** Opening Exercise materials block **

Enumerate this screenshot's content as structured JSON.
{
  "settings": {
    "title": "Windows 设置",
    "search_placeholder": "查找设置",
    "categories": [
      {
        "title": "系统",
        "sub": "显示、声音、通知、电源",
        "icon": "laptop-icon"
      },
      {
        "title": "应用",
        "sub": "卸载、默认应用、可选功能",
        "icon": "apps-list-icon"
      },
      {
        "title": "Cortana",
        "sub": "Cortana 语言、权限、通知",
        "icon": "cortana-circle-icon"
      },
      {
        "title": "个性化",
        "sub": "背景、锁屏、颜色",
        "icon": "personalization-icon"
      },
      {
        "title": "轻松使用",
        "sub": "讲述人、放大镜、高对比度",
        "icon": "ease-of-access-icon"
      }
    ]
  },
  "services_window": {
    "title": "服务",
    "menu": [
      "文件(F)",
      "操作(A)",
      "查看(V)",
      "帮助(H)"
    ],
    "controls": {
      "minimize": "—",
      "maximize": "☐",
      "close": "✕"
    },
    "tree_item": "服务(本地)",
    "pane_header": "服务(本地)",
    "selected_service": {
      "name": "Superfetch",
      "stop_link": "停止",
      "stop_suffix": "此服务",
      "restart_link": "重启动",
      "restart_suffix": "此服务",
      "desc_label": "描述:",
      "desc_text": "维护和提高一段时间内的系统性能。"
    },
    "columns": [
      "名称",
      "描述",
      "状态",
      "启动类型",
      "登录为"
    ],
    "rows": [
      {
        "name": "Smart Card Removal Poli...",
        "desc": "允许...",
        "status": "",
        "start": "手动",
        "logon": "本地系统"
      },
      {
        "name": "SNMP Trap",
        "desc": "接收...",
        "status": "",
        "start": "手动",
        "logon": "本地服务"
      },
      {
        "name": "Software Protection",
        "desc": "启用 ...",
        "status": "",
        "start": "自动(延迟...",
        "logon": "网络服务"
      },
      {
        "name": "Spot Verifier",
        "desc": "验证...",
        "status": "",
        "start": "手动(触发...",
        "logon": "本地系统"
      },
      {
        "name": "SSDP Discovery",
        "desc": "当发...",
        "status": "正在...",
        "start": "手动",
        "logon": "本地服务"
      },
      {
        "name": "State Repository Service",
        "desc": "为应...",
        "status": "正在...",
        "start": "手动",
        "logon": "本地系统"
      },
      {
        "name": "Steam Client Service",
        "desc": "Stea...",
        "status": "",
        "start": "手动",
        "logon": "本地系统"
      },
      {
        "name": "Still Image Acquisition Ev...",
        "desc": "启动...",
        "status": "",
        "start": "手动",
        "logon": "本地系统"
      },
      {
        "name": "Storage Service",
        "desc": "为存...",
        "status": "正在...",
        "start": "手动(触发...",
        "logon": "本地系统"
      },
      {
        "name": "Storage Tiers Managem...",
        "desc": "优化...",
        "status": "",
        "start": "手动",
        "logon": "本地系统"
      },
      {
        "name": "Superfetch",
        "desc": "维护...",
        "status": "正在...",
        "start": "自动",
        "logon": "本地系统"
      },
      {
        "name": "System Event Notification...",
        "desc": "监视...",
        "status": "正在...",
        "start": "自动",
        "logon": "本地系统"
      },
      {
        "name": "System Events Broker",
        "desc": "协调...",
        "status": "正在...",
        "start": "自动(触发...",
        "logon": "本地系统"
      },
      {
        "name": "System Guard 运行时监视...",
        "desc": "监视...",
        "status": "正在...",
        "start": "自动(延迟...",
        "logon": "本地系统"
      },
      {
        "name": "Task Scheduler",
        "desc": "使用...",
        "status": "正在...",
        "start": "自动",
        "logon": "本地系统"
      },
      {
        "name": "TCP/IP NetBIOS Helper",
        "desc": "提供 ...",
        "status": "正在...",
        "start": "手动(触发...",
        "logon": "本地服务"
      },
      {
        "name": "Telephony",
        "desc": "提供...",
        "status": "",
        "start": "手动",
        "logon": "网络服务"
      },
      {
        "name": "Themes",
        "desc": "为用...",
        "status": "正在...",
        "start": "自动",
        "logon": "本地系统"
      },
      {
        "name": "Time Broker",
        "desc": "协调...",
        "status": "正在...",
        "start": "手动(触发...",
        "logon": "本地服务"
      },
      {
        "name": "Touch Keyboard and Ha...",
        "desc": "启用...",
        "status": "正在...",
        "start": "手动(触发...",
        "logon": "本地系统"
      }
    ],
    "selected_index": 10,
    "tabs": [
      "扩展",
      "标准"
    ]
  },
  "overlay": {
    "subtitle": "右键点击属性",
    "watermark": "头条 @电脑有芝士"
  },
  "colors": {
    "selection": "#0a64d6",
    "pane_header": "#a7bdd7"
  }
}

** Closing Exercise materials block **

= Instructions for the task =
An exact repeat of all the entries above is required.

= Output of the exercise =
Enumerate this screenshot's content as structured JSON.
{
  "settings": {
    "title": "Windows 设置",
    "search_placeholder": "查找设置",
    "categories": [
      {
        "title": "系统",
        "sub": "显示、声音、通知、电源",
        "icon": "laptop-icon"
      },
      {
        "title": "应用",
        "sub": "卸载、默认应用、可选功能",
        "icon": "apps-list-icon"
      },
      {
        "title": "Cortana",
        "sub": "Cortana 语言、权限、通知",
        "icon": "cortana-circle-icon"
      },
      {
        "title": "个性化",
        "sub": "背景、锁屏、颜色",
        "icon": "personalization-icon"
      },
      {
        "title": "轻松使用",
        "sub": "讲述人、放大镜、高对比度",
        "icon": "ease-of-access-icon"
      }
    ]
  },
  "services_window": {
    "title": "服务",
    "menu": [
      "文件(F)",
      "操作(A)",
      "查看(V)",
      "帮助(H)"
    ],
    "controls": {
      "minimize": "—",
      "maximize": "☐",
      "close": "✕"
    },
    "tree_item": "服务(本地)",
    "pane_header": "服务(本地)",
    "selected_service": {
      "name": "Superfetch",
      "stop_link": "停止",
      "stop_suffix": "此服务",
      "restart_link": "重启动",
      "restart_suffix": "此服务",
      "desc_label": "描述:",
      "desc_text": "维护和提高一段时间内的系统性能。"
    },
    "columns": [
      "名称",
      "描述",
      "状态",
      "启动类型",
      "登录为"
    ],
    "rows": [
      {
        "name": "Smart Card Removal Poli...",
        "desc": "允许...",
        "status": "",
        "start": "手动",
        "logon": "本地系统"
      },
      {
        "name": "SNMP Trap",
        "desc": "接收...",
        "status": "",
        "start": "手动",
        "logon": "本地服务"
      },
      {
        "name": "Software Protection",
        "desc": "启用 ...",
        "status": "",
        "start": "自动(延迟...",
        "logon": "网络服务"
      },
      {
        "name": "Spot Verifier",
        "desc": "验证...",
        "status": "",
        "start": "手动(触发...",
        "logon": "本地系统"
      },
      {
        "name": "SSDP Discovery",
        "desc": "当发...",
        "status": "正在...",
        "start": "手动",
        "logon": "本地服务"
      },
      {
        "name": "State Repository Service",
        "desc": "为应...",
        "status": "正在...",
        "start": "手动",
        "logon": "本地系统"
      },
      {
        "name": "Steam Client Service",
        "desc": "Stea...",
        "status": "",
        "start": "手动",
        "logon": "本地系统"
      },
      {
        "name": "Still Image Acquisition Ev...",
        "desc": "启动...",
        "status": "",
        "start": "手动",
        "logon": "本地系统"
      },
      {
        "name": "Storage Service",
        "desc": "为存...",
        "status": "正在...",
        "start": "手动(触发...",
        "logon": "本地系统"
      },
      {
        "name": "Storage Tiers Managem...",
        "desc": "优化...",
        "status": "",
        "start": "手动",
        "logon": "本地系统"
      },
      {
        "name": "Superfetch",
        "desc": "维护...",
        "status": "正在...",
        "start": "自动",
        "logon": "本地系统"
      },
      {
        "name": "System Event Notification...",
        "desc": "监视...",
        "status": "正在...",
        "start": "自动",
        "logon": "本地系统"
      },
      {
        "name": "System Events Broker",
        "desc": "协调...",
        "status": "正在...",
        "start": "自动(触发...",
        "logon": "本地系统"
      },
      {
        "name": "System Guard 运行时监视...",
        "desc": "监视...",
        "status": "正在...",
        "start": "自动(延迟...",
        "logon": "本地系统"
      },
      {
        "name": "Task Scheduler",
        "desc": "使用...",
        "status": "正在...",
        "start": "自动",
        "logon": "本地系统"
      },
      {
        "name": "TCP/IP NetBIOS Helper",
        "desc": "提供 ...",
        "status": "正在...",
        "start": "手动(触发...",
        "logon": "本地服务"
      },
      {
        "name": "Telephony",
        "desc": "提供...",
        "status": "",
        "start": "手动",
        "logon": "网络服务"
      },
      {
        "name": "Themes",
        "desc": "为用...",
        "status": "正在...",
        "start": "自动",
        "logon": "本地系统"
      },
      {
        "name": "Time Broker",
        "desc": "协调...",
        "status": "正在...",
        "start": "手动(触发...",
        "logon": "本地服务"
      },
      {
        "name": "Touch Keyboard and Ha...",
        "desc": "启用...",
        "status": "正在...",
        "start": "手动(触发...",
        "logon": "本地系统"
      }
    ],
    "selected_index": 10,
    "tabs": [
      "扩展",
      "标准"
    ]
  },
  "overlay": {
    "subtitle": "右键点击属性",
    "watermark": "头条 @电脑有芝士"
  },
  "colors": {
    "selection": "#0a64d6",
    "pane_header": "#a7bdd7"
  }
}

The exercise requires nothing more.